I noticed it with a great many applications, and the reactions of humans to them. Typically, a human wants to accomplish something with a program. You would sit in front of an app and try to perform a task, say write an email. When you do that, you need two things:
- a meaningful representation of the objects you need to accomplish the task
- a meaningful representation of the process itself
Procedural systems, like Gnome or most apps written before 1980, do a good job at (2): the model what you need to do fairly well. They fail miserably, though, when you want to do things you think of as “similar” but are not available – they typically need to be implemented from scratch.
Object oriented systems, like KDE or most Java apps, do a good job at (1): they provide a series of metaphors for the things you know, and then present them to you for manipulation. Typically, they make it a lot more complicated to get your task handled, as if it was below the developers to implement your special cases.
The motto of the first class of programs seems to be, “you can do exactly what you asked me for (but not more)”. The motto of the second seems to be, “there is always a way to do what you want to do (but it could get really complicated).”
Failing to understand that a real program needs to do BOTH things is what makes a lot of programs unusable. Finding a program that does both makes users extremely happy.
You want two examples? Here you go:
- BlackBerry: if you owned a BB in the early years of the Millennium, you were one of the happiest geeks around. That thing always knew what you wanted to do next. You just got an email in your inbox (click on the wheel) you read it (click on the wheel) you replied (click on the wheel) you sent it. It just knew what was next, and it would do the next thing magically for you if you just clicked the wheel. You could navigate manually, of course, but you didn’t need to. That thing saved a lot of time, a lot of grief, and a lot of car accidents.
- iPod: when the original iPod came out in 2001, it was just one of hundreds of MP3 players. For the first time, though, there was an MP3 player that could be easily “charged” with music. You could easily download music onto it, you could easily navigate through your collection, you could easily … do anything! It was a life saver! No more finding of stores that sold MP3 files, no more finding MP3 files on your hard drive, no more using weird proprietary applications to download your music to your MP3 player. It just worked.
Of course, colleges teach procedural programming first, then follow up with object oriented programming. These two are presented in an evolutionary chain, and OO is the end of the development.
Unfortunately, this is quite not right: OO and PP are not meant to be foes, but to be used in conjunction with one another, as they have complementary functions in a program.
OO helps developers finding and defining common behaviors. It helps developers focus on what’s related and what’s not. Inheritance and derivation help a ton in abstracting functionality and clarifying the abstractions necessary to the procedures. For instance, you can read a spreadsheet and a presentation because they are both documents, but you cannot read a folder, because it isn’t. Folders and documents, though, are both files, and hence they both have time stamps.

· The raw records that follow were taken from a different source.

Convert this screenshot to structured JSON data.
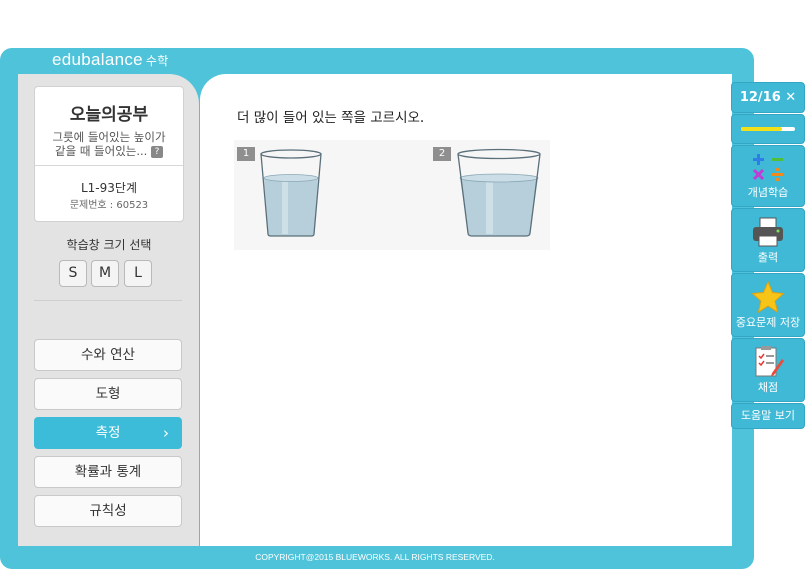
{
  "app": {
    "logo_brand": "edubalance",
    "logo_sub": "수학"
  },
  "card": {
    "title": "오늘의공부",
    "desc_line1": "그릇에 들어있는 높이가",
    "desc_line2": "같을 때 들어있는...",
    "help_icon": "?",
    "step": "L1-93단계",
    "problem_no": "문제번호 : 60523"
  },
  "size": {
    "label": "학습창 크기 선택",
    "options": [
      "S",
      "M",
      "L"
    ]
  },
  "categories": [
    {
      "label": "수와 연산",
      "active": false
    },
    {
      "label": "도형",
      "active": false
    },
    {
      "label": "측정",
      "active": true
    },
    {
      "label": "확률과 통계",
      "active": false
    },
    {
      "label": "규칙성",
      "active": false
    }
  ],
  "question": "더 많이 들어 있는 쪽을 고르시오.",
  "options": [
    "1",
    "2"
  ],
  "right_panel": {
    "progress": "12/16",
    "close_icon": "✕",
    "progress_fraction": 0.75,
    "concept": "개념학습",
    "print": "출력",
    "save": "중요문제 저장",
    "grade": "채점",
    "help": "도움말 보기"
  },
  "footer": "COPYRIGHT@2015 BLUEWORKS. ALL RIGHTS RESERVED.",
  "colors": {
    "frame": "#4ec3da",
    "accent": "#3dbcd9",
    "water": "#b7cfdb"
  }
}
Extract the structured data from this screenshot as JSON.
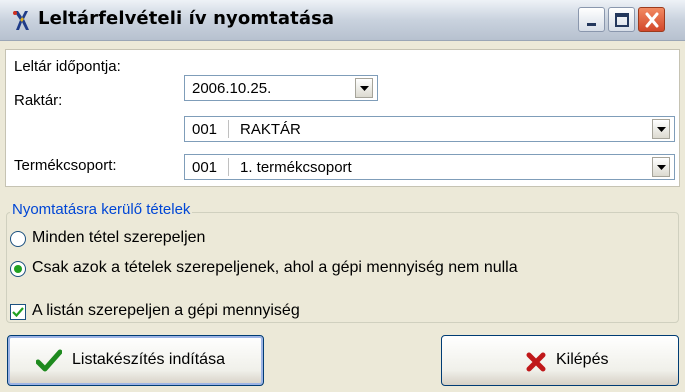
{
  "window": {
    "title": "Leltárfelvételi ív nyomtatása",
    "controls": [
      "minimize",
      "maximize",
      "close"
    ]
  },
  "fields": {
    "date": {
      "label": "Leltár időpontja:",
      "value": "2006.10.25."
    },
    "warehouse": {
      "label": "Raktár:",
      "code": "001",
      "name": "RAKTÁR"
    },
    "product_group": {
      "label": "Termékcsoport:",
      "code": "001",
      "name": "1. termékcsoport"
    }
  },
  "print_items": {
    "legend": "Nyomtatásra kerülő tételek",
    "options": [
      {
        "label": "Minden tétel szerepeljen",
        "selected": false
      },
      {
        "label": "Csak azok a tételek szerepeljenek, ahol a gépi mennyiség nem nulla",
        "selected": true
      }
    ]
  },
  "show_machine_qty": {
    "label": "A listán szerepeljen a gépi mennyiség",
    "checked": true
  },
  "buttons": {
    "start": {
      "label": "Listakészítés indítása",
      "icon": "checkmark-icon"
    },
    "exit": {
      "label": "Kilépés",
      "icon": "red-x-icon"
    }
  },
  "colors": {
    "title_gradient_top": "#eef2f7",
    "legend_text": "#0046d5",
    "radio_dot": "#21a121",
    "close_button": "#d2472a"
  }
}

PP helps developers connecting with the user, finding the tasks that are most common and streamlining the process of accomplishing them. Procedural thinking is so ingrained in humans that I don’t even have to find examples of how it benefits programmers and users alike: it’s how we think!

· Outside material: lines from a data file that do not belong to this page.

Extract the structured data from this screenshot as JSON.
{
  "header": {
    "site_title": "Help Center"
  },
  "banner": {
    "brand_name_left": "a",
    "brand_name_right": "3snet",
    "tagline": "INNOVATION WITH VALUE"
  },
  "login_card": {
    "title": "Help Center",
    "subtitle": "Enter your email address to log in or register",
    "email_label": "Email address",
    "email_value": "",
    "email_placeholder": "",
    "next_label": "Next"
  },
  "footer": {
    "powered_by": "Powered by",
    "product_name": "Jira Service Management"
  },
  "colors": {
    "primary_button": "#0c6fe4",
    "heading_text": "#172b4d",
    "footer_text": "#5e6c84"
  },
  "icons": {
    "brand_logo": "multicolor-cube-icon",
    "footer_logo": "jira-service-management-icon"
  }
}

In an OO program, you can do whatever you want, since you can manipulate the objects (the abstractions). You cannot do that in a PP application, because there are no common abstractions, and you can only do what the developer thought of.

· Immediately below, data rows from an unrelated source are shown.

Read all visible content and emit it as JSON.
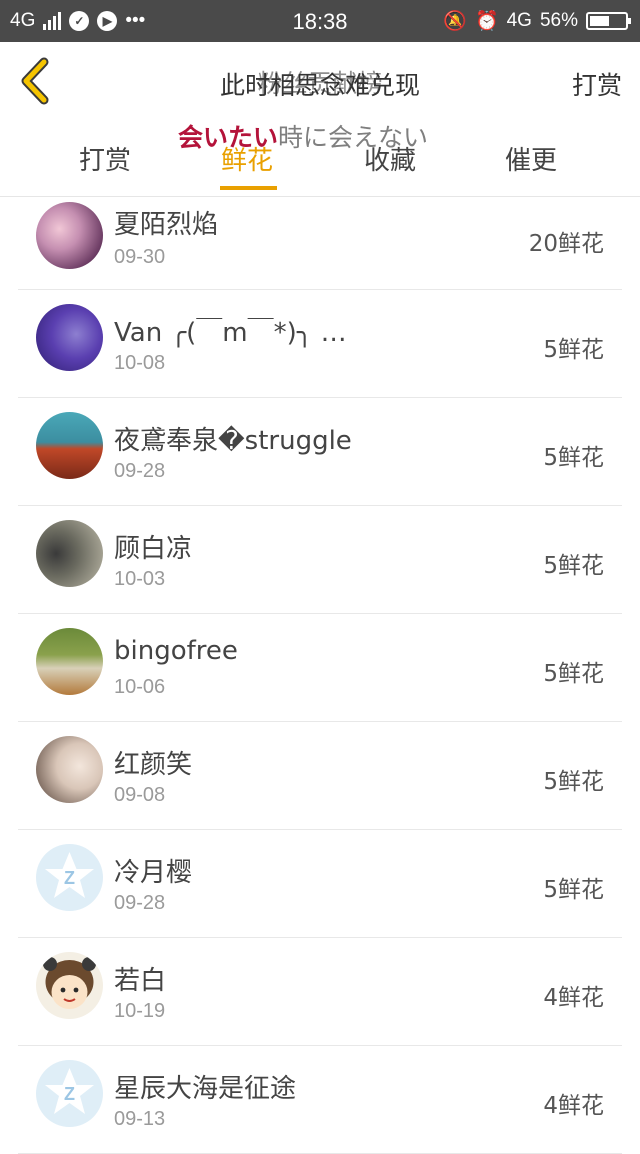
{
  "status_bar": {
    "network": "4G",
    "time": "18:38",
    "right_network": "4G",
    "battery": "56%",
    "battery_level": 0.56
  },
  "header": {
    "title": "此时相思念难兑现",
    "title_overlay": "粉丝贡献榜",
    "right_action": "打赏"
  },
  "overlay_caption": {
    "red": "会いたい",
    "rest": "時に会えない"
  },
  "tabs": [
    {
      "label": "打赏",
      "active": false
    },
    {
      "label": "鲜花",
      "active": true
    },
    {
      "label": "收藏",
      "active": false
    },
    {
      "label": "催更",
      "active": false
    }
  ],
  "accent_color": "#e9a000",
  "list": [
    {
      "name": "夏陌烈焰",
      "date": "09-30",
      "amount": "20鲜花"
    },
    {
      "name": "Van ╭(￣m￣*)╮ …",
      "date": "10-08",
      "amount": "5鲜花"
    },
    {
      "name": "夜鳶奉泉�struggle",
      "date": "09-28",
      "amount": "5鲜花"
    },
    {
      "name": "顾白凉",
      "date": "10-03",
      "amount": "5鲜花"
    },
    {
      "name": "bingofree",
      "date": "10-06",
      "amount": "5鲜花"
    },
    {
      "name": "红颜笑",
      "date": "09-08",
      "amount": "5鲜花"
    },
    {
      "name": "冷月樱",
      "date": "09-28",
      "amount": "5鲜花"
    },
    {
      "name": "若白",
      "date": "10-19",
      "amount": "4鲜花"
    },
    {
      "name": "星辰大海是征途",
      "date": "09-13",
      "amount": "4鲜花"
    }
  ]
}
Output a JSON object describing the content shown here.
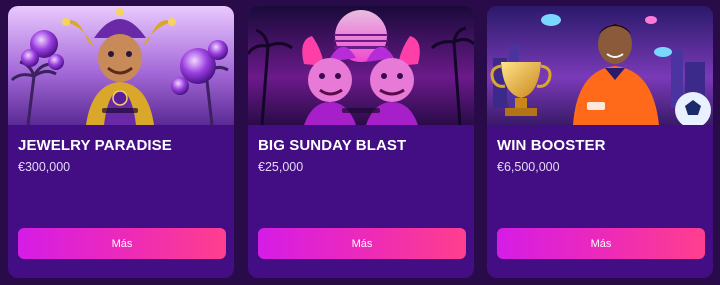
{
  "promotions": [
    {
      "title": "JEWELRY PARADISE",
      "prize": "€300,000",
      "button_label": "Más",
      "art": "jester-with-purple-gems-icon",
      "accent": "#7a35c4"
    },
    {
      "title": "BIG SUNDAY BLAST",
      "prize": "€25,000",
      "button_label": "Más",
      "art": "twin-jesters-neon-sunset-icon",
      "accent": "#ff4fd8"
    },
    {
      "title": "WIN BOOSTER",
      "prize": "€6,500,000",
      "button_label": "Más",
      "art": "football-player-trophy-icon",
      "accent": "#ff7a1a"
    }
  ],
  "colors": {
    "page_bg": "#2a0b49",
    "card_bg": "#430e84",
    "button_start": "#d51ce6",
    "button_end": "#ff3f8d",
    "title_text": "#ffffff"
  }
}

The fusion of both is, though, what users really want: an application that can do everything that I can think of, but that focuses all the time on the things that I’d be most likely to want to do.
As they say: a program is well-designed if simple tasks are easy, and complex ones are possible.
I, for one, am cheering the advent of OOPP, object-oriented procedural programming.